Beastmasters are sucky Rangers, but having an animal is cool and metal. So bonus points.
Paladins are cool because they have a hard-coded RP story in the class (which is why Monks suck).
Rogue, at least the Assassin and Thief subclasses, get high ranks for style (cool dark edgy art), and real world lore is cool (from Han Solo to Jack Sparrow)...although real world lore for lower ranked classes was ignored. Apparently not having spells is enough to limit these edgy scoundrels to B tier because...
Tier A, the top, the best of the best! Here we have the Rogue/Arcane Trickster, Warlock, Druid, Wizard, Sorcerer, Cleric, and at the top the BARD!
This is getting long, and you can basically boil this down to A tier (aside from Rogue/Arcane Trickster who are at the bottom of the tier) are full spellcaster classes. That's it, folks. According to this video, spellcasters are where it's at! Even though he seems to again waffle on the "real world lore/game lore" thing. And is inconsistent about what constitutes good hard-coded RP hooks and what doesn't.
Probably no surprise that a guy who calls himself Esper the Bard puts the Bard class at the top of the chart.

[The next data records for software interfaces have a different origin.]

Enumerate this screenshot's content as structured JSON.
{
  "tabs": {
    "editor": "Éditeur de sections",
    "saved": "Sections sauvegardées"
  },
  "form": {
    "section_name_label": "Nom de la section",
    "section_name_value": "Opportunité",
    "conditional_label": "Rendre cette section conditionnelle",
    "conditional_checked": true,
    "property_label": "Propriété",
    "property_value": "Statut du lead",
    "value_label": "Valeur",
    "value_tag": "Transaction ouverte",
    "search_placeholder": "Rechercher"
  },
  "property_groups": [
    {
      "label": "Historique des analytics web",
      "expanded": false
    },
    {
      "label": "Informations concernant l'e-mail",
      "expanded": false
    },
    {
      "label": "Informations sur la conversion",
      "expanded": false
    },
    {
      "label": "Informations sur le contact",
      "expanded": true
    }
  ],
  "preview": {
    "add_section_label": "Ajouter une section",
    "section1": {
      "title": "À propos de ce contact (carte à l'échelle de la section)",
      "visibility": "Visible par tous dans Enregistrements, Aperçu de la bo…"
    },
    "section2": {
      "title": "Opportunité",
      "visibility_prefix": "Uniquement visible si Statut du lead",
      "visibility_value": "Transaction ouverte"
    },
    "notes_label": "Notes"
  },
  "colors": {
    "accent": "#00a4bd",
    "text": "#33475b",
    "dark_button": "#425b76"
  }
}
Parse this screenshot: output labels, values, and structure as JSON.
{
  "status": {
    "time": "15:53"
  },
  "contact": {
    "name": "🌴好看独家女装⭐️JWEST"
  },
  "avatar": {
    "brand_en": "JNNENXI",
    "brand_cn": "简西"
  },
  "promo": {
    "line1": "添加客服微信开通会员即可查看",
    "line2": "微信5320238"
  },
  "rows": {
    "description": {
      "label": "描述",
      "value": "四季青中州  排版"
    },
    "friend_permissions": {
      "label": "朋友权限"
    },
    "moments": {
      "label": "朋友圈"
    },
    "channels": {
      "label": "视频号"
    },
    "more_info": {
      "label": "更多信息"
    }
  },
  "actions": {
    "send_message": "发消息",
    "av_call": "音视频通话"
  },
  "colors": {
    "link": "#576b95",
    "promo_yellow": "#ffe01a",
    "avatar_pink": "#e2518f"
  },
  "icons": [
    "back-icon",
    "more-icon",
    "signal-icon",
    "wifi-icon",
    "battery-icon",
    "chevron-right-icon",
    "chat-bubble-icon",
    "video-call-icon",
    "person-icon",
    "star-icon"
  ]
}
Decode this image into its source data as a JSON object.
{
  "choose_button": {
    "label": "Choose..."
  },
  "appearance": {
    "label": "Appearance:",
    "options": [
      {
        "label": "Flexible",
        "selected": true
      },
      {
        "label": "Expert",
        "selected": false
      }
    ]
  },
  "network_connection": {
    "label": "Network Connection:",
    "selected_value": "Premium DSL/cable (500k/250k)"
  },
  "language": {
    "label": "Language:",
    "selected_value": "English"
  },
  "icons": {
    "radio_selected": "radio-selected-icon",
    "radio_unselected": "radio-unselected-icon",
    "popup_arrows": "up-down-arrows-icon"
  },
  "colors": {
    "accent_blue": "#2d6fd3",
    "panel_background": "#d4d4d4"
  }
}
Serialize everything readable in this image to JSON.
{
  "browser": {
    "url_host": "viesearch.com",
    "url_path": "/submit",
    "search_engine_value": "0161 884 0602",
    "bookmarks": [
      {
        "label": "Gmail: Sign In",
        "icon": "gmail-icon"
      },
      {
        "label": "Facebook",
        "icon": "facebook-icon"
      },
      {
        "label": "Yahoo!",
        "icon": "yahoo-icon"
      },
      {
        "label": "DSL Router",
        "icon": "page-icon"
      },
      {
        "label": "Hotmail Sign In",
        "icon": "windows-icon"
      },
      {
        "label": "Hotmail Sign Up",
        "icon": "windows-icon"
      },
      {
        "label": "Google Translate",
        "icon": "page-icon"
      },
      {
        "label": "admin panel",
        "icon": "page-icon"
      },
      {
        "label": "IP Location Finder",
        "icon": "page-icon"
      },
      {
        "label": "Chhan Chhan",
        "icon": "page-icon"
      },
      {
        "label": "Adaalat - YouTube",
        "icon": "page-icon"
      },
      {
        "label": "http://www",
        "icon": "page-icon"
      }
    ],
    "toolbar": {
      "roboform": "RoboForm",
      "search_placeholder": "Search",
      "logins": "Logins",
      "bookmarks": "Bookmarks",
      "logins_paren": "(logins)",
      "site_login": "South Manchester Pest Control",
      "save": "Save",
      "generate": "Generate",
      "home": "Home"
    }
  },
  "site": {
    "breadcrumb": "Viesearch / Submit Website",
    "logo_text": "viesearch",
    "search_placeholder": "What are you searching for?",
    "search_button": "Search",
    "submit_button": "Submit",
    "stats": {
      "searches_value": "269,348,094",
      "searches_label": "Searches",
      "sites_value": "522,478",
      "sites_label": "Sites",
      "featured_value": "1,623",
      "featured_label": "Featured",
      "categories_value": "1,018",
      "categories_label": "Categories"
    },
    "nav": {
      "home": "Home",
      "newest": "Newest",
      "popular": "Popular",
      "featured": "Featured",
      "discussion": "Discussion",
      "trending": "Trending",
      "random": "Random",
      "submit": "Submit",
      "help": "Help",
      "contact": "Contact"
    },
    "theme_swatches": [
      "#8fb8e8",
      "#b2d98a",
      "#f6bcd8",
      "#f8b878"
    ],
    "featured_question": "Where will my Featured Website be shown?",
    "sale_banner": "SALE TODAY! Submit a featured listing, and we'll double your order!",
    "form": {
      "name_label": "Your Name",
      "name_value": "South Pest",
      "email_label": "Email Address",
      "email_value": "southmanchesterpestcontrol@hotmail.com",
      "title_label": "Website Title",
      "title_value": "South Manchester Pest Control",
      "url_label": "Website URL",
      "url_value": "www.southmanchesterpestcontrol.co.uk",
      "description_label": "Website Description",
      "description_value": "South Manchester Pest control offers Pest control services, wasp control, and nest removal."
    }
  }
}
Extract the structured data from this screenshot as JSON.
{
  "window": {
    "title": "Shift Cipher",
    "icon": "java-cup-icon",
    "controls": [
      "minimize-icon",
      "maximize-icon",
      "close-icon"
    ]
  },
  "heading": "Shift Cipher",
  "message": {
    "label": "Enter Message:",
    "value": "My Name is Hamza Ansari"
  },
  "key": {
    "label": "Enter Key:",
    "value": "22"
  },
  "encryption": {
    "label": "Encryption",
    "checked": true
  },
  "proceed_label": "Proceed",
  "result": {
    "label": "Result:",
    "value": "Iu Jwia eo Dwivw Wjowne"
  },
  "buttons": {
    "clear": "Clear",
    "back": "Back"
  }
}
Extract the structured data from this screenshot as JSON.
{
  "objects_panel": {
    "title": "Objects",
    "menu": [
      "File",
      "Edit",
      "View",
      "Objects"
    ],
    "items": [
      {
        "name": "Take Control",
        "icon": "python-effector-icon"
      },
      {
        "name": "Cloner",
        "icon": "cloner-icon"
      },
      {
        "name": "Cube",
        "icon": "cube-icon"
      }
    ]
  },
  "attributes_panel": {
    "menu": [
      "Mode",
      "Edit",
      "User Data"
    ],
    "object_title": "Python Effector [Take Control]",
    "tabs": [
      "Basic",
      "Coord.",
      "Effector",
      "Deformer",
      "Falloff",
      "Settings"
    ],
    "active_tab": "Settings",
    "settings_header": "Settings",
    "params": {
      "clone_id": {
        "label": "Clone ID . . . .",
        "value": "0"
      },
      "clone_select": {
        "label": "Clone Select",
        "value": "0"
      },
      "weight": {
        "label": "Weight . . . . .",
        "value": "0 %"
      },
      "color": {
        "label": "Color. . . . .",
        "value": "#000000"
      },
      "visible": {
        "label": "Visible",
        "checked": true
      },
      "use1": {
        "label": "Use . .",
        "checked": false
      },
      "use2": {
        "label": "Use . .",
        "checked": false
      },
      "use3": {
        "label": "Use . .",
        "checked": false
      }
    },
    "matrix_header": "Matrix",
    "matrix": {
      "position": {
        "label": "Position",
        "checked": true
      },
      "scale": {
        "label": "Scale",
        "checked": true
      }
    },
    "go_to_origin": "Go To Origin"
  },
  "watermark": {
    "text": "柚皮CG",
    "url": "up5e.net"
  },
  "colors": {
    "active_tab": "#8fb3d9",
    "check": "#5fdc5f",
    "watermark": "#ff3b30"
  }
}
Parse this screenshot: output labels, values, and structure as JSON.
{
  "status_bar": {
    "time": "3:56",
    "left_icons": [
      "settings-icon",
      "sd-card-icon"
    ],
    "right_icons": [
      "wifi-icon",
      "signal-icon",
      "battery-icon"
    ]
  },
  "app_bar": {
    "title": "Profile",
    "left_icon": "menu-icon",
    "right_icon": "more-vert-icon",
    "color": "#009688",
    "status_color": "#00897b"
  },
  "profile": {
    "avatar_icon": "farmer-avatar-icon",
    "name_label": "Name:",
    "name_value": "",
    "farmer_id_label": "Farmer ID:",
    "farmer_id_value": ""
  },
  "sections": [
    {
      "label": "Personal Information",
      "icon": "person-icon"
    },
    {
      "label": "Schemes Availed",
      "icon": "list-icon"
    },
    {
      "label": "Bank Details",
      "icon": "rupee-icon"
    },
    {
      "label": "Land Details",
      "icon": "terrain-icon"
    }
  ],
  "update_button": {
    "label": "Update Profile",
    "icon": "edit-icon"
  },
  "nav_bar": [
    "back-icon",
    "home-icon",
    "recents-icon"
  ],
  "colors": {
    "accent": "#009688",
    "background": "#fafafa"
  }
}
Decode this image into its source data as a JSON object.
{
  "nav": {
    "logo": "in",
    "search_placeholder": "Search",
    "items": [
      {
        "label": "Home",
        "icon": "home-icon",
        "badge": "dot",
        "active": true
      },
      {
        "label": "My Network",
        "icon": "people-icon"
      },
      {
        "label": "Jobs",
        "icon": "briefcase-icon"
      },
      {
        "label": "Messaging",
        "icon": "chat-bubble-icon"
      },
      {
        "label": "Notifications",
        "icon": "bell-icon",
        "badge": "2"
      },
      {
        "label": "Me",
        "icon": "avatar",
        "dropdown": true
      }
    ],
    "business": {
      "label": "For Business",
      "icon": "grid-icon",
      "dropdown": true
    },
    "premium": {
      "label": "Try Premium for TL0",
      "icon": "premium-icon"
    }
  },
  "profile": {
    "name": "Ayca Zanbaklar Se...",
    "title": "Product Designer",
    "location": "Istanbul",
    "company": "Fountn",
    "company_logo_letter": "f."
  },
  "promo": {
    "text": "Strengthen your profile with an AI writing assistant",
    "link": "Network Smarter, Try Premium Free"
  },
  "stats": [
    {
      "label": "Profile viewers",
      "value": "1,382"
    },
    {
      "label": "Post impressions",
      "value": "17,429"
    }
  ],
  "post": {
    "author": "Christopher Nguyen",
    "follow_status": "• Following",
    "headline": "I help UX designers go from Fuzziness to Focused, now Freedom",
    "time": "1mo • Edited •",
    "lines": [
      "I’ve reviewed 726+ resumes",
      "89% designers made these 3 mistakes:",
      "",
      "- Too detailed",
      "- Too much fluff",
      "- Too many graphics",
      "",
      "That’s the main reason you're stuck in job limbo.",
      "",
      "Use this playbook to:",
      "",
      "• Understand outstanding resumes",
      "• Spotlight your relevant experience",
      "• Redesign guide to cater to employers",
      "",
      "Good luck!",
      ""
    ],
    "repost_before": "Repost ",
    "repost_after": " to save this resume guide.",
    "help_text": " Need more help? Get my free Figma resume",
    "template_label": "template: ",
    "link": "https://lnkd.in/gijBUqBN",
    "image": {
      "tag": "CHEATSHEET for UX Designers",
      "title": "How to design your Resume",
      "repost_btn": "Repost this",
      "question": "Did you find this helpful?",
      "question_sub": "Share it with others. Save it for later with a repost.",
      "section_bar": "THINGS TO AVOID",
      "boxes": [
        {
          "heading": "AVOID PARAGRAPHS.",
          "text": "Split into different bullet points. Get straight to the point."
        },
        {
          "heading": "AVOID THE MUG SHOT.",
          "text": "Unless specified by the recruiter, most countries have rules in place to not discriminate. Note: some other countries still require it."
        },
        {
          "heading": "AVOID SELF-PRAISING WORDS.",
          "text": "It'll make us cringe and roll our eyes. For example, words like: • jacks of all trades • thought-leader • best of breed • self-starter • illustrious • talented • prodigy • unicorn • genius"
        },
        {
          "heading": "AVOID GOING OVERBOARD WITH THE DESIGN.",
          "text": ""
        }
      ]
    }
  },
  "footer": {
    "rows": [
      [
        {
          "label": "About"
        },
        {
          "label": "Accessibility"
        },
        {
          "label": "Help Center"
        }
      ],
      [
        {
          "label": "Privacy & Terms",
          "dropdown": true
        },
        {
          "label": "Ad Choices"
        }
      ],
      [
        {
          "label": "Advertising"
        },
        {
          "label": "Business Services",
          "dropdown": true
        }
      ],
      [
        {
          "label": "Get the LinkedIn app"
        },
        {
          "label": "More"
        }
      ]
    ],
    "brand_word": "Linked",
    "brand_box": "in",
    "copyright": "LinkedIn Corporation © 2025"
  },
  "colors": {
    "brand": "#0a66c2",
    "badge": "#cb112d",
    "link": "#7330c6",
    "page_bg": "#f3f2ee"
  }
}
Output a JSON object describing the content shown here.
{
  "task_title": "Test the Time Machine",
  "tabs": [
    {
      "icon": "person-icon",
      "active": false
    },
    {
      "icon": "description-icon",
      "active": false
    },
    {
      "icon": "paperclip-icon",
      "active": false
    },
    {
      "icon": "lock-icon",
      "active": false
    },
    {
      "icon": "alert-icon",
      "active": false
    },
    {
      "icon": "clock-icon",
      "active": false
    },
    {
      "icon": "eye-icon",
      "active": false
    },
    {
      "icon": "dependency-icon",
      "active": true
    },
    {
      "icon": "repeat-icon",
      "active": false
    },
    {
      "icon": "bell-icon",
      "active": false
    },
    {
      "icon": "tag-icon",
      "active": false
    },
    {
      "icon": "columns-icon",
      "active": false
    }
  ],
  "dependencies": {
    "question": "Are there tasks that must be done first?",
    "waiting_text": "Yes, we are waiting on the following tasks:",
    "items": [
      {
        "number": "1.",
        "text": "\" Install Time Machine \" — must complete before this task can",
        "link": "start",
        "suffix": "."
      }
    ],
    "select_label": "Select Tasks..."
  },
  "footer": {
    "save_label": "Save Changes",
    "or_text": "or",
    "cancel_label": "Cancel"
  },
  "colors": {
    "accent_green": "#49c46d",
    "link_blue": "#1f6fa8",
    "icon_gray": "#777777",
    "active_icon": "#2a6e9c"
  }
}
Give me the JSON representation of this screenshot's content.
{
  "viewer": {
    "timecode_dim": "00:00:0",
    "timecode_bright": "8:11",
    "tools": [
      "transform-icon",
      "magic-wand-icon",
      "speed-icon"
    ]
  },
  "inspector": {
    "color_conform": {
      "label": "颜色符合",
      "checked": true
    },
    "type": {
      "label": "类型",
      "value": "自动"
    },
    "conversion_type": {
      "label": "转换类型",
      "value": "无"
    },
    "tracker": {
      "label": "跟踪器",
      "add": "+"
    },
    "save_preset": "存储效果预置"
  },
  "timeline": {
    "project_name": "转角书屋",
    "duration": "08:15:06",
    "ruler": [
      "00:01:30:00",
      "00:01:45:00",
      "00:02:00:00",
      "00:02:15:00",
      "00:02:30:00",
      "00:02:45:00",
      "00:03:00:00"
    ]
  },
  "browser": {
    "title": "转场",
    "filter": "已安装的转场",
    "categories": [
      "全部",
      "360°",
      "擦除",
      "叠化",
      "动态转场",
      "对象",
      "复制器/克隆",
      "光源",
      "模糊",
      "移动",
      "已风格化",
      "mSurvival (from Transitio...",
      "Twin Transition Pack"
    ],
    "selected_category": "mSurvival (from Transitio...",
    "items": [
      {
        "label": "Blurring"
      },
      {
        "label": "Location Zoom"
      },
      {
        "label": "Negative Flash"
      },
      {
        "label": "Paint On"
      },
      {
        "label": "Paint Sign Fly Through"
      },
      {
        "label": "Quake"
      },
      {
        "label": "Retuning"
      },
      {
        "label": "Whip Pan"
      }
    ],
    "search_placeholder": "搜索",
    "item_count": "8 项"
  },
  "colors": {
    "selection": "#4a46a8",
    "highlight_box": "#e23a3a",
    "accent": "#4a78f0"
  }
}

So what can we learn from this? If you want to actually rate classes, come up with some sort of well-defined criteria for the ratings and explain your ranking system in detail. Offer up arguments to defend your rating with specific examples or some sort of data, rather than "I just like this."
OR, from the beginning, just tell us straight up, these are the classes ranked by my personal preference of what/how to play and what seems cool to me, and give up the pretense of some sort of objective ranking system.
Trying to mush the two together leads to disappointment in your audience.